Interface dataset entries
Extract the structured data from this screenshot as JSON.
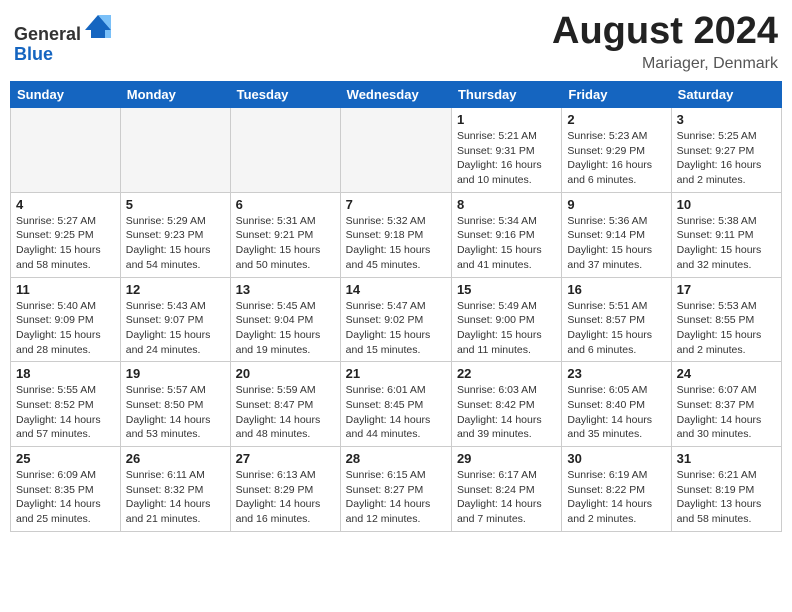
{
  "header": {
    "logo_line1": "General",
    "logo_line2": "Blue",
    "title": "August 2024",
    "location": "Mariager, Denmark"
  },
  "days_of_week": [
    "Sunday",
    "Monday",
    "Tuesday",
    "Wednesday",
    "Thursday",
    "Friday",
    "Saturday"
  ],
  "weeks": [
    [
      {
        "day": "",
        "info": ""
      },
      {
        "day": "",
        "info": ""
      },
      {
        "day": "",
        "info": ""
      },
      {
        "day": "",
        "info": ""
      },
      {
        "day": "1",
        "info": "Sunrise: 5:21 AM\nSunset: 9:31 PM\nDaylight: 16 hours\nand 10 minutes."
      },
      {
        "day": "2",
        "info": "Sunrise: 5:23 AM\nSunset: 9:29 PM\nDaylight: 16 hours\nand 6 minutes."
      },
      {
        "day": "3",
        "info": "Sunrise: 5:25 AM\nSunset: 9:27 PM\nDaylight: 16 hours\nand 2 minutes."
      }
    ],
    [
      {
        "day": "4",
        "info": "Sunrise: 5:27 AM\nSunset: 9:25 PM\nDaylight: 15 hours\nand 58 minutes."
      },
      {
        "day": "5",
        "info": "Sunrise: 5:29 AM\nSunset: 9:23 PM\nDaylight: 15 hours\nand 54 minutes."
      },
      {
        "day": "6",
        "info": "Sunrise: 5:31 AM\nSunset: 9:21 PM\nDaylight: 15 hours\nand 50 minutes."
      },
      {
        "day": "7",
        "info": "Sunrise: 5:32 AM\nSunset: 9:18 PM\nDaylight: 15 hours\nand 45 minutes."
      },
      {
        "day": "8",
        "info": "Sunrise: 5:34 AM\nSunset: 9:16 PM\nDaylight: 15 hours\nand 41 minutes."
      },
      {
        "day": "9",
        "info": "Sunrise: 5:36 AM\nSunset: 9:14 PM\nDaylight: 15 hours\nand 37 minutes."
      },
      {
        "day": "10",
        "info": "Sunrise: 5:38 AM\nSunset: 9:11 PM\nDaylight: 15 hours\nand 32 minutes."
      }
    ],
    [
      {
        "day": "11",
        "info": "Sunrise: 5:40 AM\nSunset: 9:09 PM\nDaylight: 15 hours\nand 28 minutes."
      },
      {
        "day": "12",
        "info": "Sunrise: 5:43 AM\nSunset: 9:07 PM\nDaylight: 15 hours\nand 24 minutes."
      },
      {
        "day": "13",
        "info": "Sunrise: 5:45 AM\nSunset: 9:04 PM\nDaylight: 15 hours\nand 19 minutes."
      },
      {
        "day": "14",
        "info": "Sunrise: 5:47 AM\nSunset: 9:02 PM\nDaylight: 15 hours\nand 15 minutes."
      },
      {
        "day": "15",
        "info": "Sunrise: 5:49 AM\nSunset: 9:00 PM\nDaylight: 15 hours\nand 11 minutes."
      },
      {
        "day": "16",
        "info": "Sunrise: 5:51 AM\nSunset: 8:57 PM\nDaylight: 15 hours\nand 6 minutes."
      },
      {
        "day": "17",
        "info": "Sunrise: 5:53 AM\nSunset: 8:55 PM\nDaylight: 15 hours\nand 2 minutes."
      }
    ],
    [
      {
        "day": "18",
        "info": "Sunrise: 5:55 AM\nSunset: 8:52 PM\nDaylight: 14 hours\nand 57 minutes."
      },
      {
        "day": "19",
        "info": "Sunrise: 5:57 AM\nSunset: 8:50 PM\nDaylight: 14 hours\nand 53 minutes."
      },
      {
        "day": "20",
        "info": "Sunrise: 5:59 AM\nSunset: 8:47 PM\nDaylight: 14 hours\nand 48 minutes."
      },
      {
        "day": "21",
        "info": "Sunrise: 6:01 AM\nSunset: 8:45 PM\nDaylight: 14 hours\nand 44 minutes."
      },
      {
        "day": "22",
        "info": "Sunrise: 6:03 AM\nSunset: 8:42 PM\nDaylight: 14 hours\nand 39 minutes."
      },
      {
        "day": "23",
        "info": "Sunrise: 6:05 AM\nSunset: 8:40 PM\nDaylight: 14 hours\nand 35 minutes."
      },
      {
        "day": "24",
        "info": "Sunrise: 6:07 AM\nSunset: 8:37 PM\nDaylight: 14 hours\nand 30 minutes."
      }
    ],
    [
      {
        "day": "25",
        "info": "Sunrise: 6:09 AM\nSunset: 8:35 PM\nDaylight: 14 hours\nand 25 minutes."
      },
      {
        "day": "26",
        "info": "Sunrise: 6:11 AM\nSunset: 8:32 PM\nDaylight: 14 hours\nand 21 minutes."
      },
      {
        "day": "27",
        "info": "Sunrise: 6:13 AM\nSunset: 8:29 PM\nDaylight: 14 hours\nand 16 minutes."
      },
      {
        "day": "28",
        "info": "Sunrise: 6:15 AM\nSunset: 8:27 PM\nDaylight: 14 hours\nand 12 minutes."
      },
      {
        "day": "29",
        "info": "Sunrise: 6:17 AM\nSunset: 8:24 PM\nDaylight: 14 hours\nand 7 minutes."
      },
      {
        "day": "30",
        "info": "Sunrise: 6:19 AM\nSunset: 8:22 PM\nDaylight: 14 hours\nand 2 minutes."
      },
      {
        "day": "31",
        "info": "Sunrise: 6:21 AM\nSunset: 8:19 PM\nDaylight: 13 hours\nand 58 minutes."
      }
    ]
  ]
}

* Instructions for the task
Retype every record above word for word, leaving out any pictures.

* Solution to the problem
Extract the structured data from this screenshot as JSON.
{
  "header": {
    "logo_line1": "General",
    "logo_line2": "Blue",
    "title": "August 2024",
    "location": "Mariager, Denmark"
  },
  "days_of_week": [
    "Sunday",
    "Monday",
    "Tuesday",
    "Wednesday",
    "Thursday",
    "Friday",
    "Saturday"
  ],
  "weeks": [
    [
      {
        "day": "",
        "info": ""
      },
      {
        "day": "",
        "info": ""
      },
      {
        "day": "",
        "info": ""
      },
      {
        "day": "",
        "info": ""
      },
      {
        "day": "1",
        "info": "Sunrise: 5:21 AM\nSunset: 9:31 PM\nDaylight: 16 hours\nand 10 minutes."
      },
      {
        "day": "2",
        "info": "Sunrise: 5:23 AM\nSunset: 9:29 PM\nDaylight: 16 hours\nand 6 minutes."
      },
      {
        "day": "3",
        "info": "Sunrise: 5:25 AM\nSunset: 9:27 PM\nDaylight: 16 hours\nand 2 minutes."
      }
    ],
    [
      {
        "day": "4",
        "info": "Sunrise: 5:27 AM\nSunset: 9:25 PM\nDaylight: 15 hours\nand 58 minutes."
      },
      {
        "day": "5",
        "info": "Sunrise: 5:29 AM\nSunset: 9:23 PM\nDaylight: 15 hours\nand 54 minutes."
      },
      {
        "day": "6",
        "info": "Sunrise: 5:31 AM\nSunset: 9:21 PM\nDaylight: 15 hours\nand 50 minutes."
      },
      {
        "day": "7",
        "info": "Sunrise: 5:32 AM\nSunset: 9:18 PM\nDaylight: 15 hours\nand 45 minutes."
      },
      {
        "day": "8",
        "info": "Sunrise: 5:34 AM\nSunset: 9:16 PM\nDaylight: 15 hours\nand 41 minutes."
      },
      {
        "day": "9",
        "info": "Sunrise: 5:36 AM\nSunset: 9:14 PM\nDaylight: 15 hours\nand 37 minutes."
      },
      {
        "day": "10",
        "info": "Sunrise: 5:38 AM\nSunset: 9:11 PM\nDaylight: 15 hours\nand 32 minutes."
      }
    ],
    [
      {
        "day": "11",
        "info": "Sunrise: 5:40 AM\nSunset: 9:09 PM\nDaylight: 15 hours\nand 28 minutes."
      },
      {
        "day": "12",
        "info": "Sunrise: 5:43 AM\nSunset: 9:07 PM\nDaylight: 15 hours\nand 24 minutes."
      },
      {
        "day": "13",
        "info": "Sunrise: 5:45 AM\nSunset: 9:04 PM\nDaylight: 15 hours\nand 19 minutes."
      },
      {
        "day": "14",
        "info": "Sunrise: 5:47 AM\nSunset: 9:02 PM\nDaylight: 15 hours\nand 15 minutes."
      },
      {
        "day": "15",
        "info": "Sunrise: 5:49 AM\nSunset: 9:00 PM\nDaylight: 15 hours\nand 11 minutes."
      },
      {
        "day": "16",
        "info": "Sunrise: 5:51 AM\nSunset: 8:57 PM\nDaylight: 15 hours\nand 6 minutes."
      },
      {
        "day": "17",
        "info": "Sunrise: 5:53 AM\nSunset: 8:55 PM\nDaylight: 15 hours\nand 2 minutes."
      }
    ],
    [
      {
        "day": "18",
        "info": "Sunrise: 5:55 AM\nSunset: 8:52 PM\nDaylight: 14 hours\nand 57 minutes."
      },
      {
        "day": "19",
        "info": "Sunrise: 5:57 AM\nSunset: 8:50 PM\nDaylight: 14 hours\nand 53 minutes."
      },
      {
        "day": "20",
        "info": "Sunrise: 5:59 AM\nSunset: 8:47 PM\nDaylight: 14 hours\nand 48 minutes."
      },
      {
        "day": "21",
        "info": "Sunrise: 6:01 AM\nSunset: 8:45 PM\nDaylight: 14 hours\nand 44 minutes."
      },
      {
        "day": "22",
        "info": "Sunrise: 6:03 AM\nSunset: 8:42 PM\nDaylight: 14 hours\nand 39 minutes."
      },
      {
        "day": "23",
        "info": "Sunrise: 6:05 AM\nSunset: 8:40 PM\nDaylight: 14 hours\nand 35 minutes."
      },
      {
        "day": "24",
        "info": "Sunrise: 6:07 AM\nSunset: 8:37 PM\nDaylight: 14 hours\nand 30 minutes."
      }
    ],
    [
      {
        "day": "25",
        "info": "Sunrise: 6:09 AM\nSunset: 8:35 PM\nDaylight: 14 hours\nand 25 minutes."
      },
      {
        "day": "26",
        "info": "Sunrise: 6:11 AM\nSunset: 8:32 PM\nDaylight: 14 hours\nand 21 minutes."
      },
      {
        "day": "27",
        "info": "Sunrise: 6:13 AM\nSunset: 8:29 PM\nDaylight: 14 hours\nand 16 minutes."
      },
      {
        "day": "28",
        "info": "Sunrise: 6:15 AM\nSunset: 8:27 PM\nDaylight: 14 hours\nand 12 minutes."
      },
      {
        "day": "29",
        "info": "Sunrise: 6:17 AM\nSunset: 8:24 PM\nDaylight: 14 hours\nand 7 minutes."
      },
      {
        "day": "30",
        "info": "Sunrise: 6:19 AM\nSunset: 8:22 PM\nDaylight: 14 hours\nand 2 minutes."
      },
      {
        "day": "31",
        "info": "Sunrise: 6:21 AM\nSunset: 8:19 PM\nDaylight: 13 hours\nand 58 minutes."
      }
    ]
  ]
}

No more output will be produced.